Tips for Taking Vacation Photos

Our bad vacation photos are generally a learned phenomenon. Uncle Fred had a Polaroid and lined you all up in front of Mt. Rushmore, then backed off half a mile to take the picture. That’s the kind of vacation image that rots in a drawer for eternity. If you want to take dynamic pictures that accurately recall the sights, sounds, and flavors of your trip, just remember six basics of vacation photography.

1. Don’t buy the camera the day before you leave on the trip.

There’s no more surefire way to be disappointed in your trip pictures than to spend the entire time fighting your camera because you don’t know what it can do or how to change the settings. If you’re going to get a new camera for your trip, buy it a month ahead of time and practice, practice, practice.

2. Double your memory.

Always stock up on memory for your digital camera before heading out on vacation. If you’re not filling up your memory cards, you’re not making the photographic “most” of what you’re seeing and doing. Better to take too many pictures than too few. After all, you can’t just pop back to Venice and re-stage that botched gondola shot.

3. Photograph things you wouldn’t normally photograph.

The great beauty of digital cameras is that those shots are free. Snap away. Have a beautiful dinner? Photograph your plate. Amused by the royal coat of arms on the toilet paper at the Tower of London? Photograph it. These are the kinds of images that make great additions on scrapbook pages because they add detail and flavor.

4. Resist the photographic stereotypes.

We all have drawers full of very tiny people standing in front of very large vacation “features.” You can’t see the people and the “feature” is boring. When you are photographing people, get up close. Take your husband standing beside the sign that says “Old Faithful,” then get one of the geyser erupting with crowds watching. Together the images tell the story much better than one, trite, staged shot.

5. Don’t center everything.

Good photographic composition revolves around the rule of thirds. For simplicity sake, just know that photos with the subject pushed to the left or right of center are more appealing to the eye. “But,” you protest, “my camera focuses in the center.” Focus on your subject by depressing the shutter half way. Hold it there and shift your field of view left or right. Your subject will still be in focus, but your composition will be greatly improved. (Remember, keep people looking into the frame, not out of the picture.)

6. Zoom in and take wide angle shots.

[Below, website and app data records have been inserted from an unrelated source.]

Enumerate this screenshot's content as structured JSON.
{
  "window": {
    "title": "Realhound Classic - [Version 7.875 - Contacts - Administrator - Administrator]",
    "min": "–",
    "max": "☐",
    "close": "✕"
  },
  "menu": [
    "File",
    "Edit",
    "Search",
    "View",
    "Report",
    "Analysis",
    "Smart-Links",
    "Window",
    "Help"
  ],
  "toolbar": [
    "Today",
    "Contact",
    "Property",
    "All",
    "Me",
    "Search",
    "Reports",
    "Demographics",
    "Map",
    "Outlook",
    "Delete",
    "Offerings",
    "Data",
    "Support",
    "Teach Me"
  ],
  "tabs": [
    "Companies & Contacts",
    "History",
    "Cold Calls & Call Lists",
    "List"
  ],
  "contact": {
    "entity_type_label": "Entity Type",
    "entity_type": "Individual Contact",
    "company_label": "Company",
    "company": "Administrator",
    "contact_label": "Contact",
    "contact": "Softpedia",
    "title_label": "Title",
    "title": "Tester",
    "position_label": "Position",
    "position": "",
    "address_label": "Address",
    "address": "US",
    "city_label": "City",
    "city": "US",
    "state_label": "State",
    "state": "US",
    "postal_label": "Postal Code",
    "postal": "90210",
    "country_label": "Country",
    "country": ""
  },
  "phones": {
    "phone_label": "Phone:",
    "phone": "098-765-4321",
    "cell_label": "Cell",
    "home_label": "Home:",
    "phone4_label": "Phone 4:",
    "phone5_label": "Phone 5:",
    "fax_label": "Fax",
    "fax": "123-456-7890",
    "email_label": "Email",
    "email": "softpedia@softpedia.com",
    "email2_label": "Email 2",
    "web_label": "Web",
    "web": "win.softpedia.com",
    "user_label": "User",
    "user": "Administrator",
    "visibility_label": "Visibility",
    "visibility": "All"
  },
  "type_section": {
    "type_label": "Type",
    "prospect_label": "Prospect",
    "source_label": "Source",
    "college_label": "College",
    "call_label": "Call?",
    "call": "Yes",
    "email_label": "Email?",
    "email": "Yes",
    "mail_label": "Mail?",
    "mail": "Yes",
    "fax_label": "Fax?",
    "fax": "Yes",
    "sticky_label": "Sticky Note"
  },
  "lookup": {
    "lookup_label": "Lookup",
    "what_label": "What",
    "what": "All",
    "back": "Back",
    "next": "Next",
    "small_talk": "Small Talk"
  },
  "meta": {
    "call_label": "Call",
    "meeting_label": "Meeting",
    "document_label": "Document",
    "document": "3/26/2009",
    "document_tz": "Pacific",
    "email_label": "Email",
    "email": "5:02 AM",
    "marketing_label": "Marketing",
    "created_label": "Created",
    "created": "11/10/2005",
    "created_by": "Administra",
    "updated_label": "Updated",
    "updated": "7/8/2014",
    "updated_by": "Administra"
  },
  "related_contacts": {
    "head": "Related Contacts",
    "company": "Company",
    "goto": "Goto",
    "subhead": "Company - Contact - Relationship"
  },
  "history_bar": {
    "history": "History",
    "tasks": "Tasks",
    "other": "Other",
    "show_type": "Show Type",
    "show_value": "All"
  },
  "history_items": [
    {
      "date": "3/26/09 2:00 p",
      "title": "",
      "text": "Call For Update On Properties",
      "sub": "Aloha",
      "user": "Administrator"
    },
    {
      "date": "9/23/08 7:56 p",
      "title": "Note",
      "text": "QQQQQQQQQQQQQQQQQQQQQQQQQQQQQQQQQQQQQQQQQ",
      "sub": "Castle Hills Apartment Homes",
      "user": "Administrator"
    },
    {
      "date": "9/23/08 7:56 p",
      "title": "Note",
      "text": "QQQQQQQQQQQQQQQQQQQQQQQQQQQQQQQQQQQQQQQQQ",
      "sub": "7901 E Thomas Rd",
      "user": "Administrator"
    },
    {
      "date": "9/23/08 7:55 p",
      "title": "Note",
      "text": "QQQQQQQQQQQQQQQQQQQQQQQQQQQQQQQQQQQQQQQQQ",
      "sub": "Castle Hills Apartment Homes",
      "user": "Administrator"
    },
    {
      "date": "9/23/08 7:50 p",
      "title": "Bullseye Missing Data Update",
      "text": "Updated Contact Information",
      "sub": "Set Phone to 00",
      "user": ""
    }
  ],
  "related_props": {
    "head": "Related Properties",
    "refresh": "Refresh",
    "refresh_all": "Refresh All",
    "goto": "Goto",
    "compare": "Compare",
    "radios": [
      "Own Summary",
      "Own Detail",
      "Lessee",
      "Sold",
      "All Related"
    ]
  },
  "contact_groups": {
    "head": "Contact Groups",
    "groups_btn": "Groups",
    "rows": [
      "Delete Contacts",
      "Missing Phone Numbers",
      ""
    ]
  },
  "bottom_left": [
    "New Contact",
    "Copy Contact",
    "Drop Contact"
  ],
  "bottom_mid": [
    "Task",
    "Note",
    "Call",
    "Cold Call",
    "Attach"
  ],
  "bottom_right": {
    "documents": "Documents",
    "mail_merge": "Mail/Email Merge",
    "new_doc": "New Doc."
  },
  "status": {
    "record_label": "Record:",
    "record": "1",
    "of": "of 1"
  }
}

Essentially, vary your perspective. Take close up shots of interesting items like architectural details, but pull back and get beautiful wide angle shots of the Alps. In real life we don’t look at things from the same distance, at the same angle, with everything dead center. We shouldn’t take photographs that way either!

Finally, when you’re on vacation, your camera should be surgically attached to your hand. Have it with you at all times – preferably turned on and hard at work. When you’re home and want to show off your pictures, your friends will be pleasantly surprised to find out you haven’t taken the same old boring vacation shots, but instead have dynamic, interesting images to share and to discuss.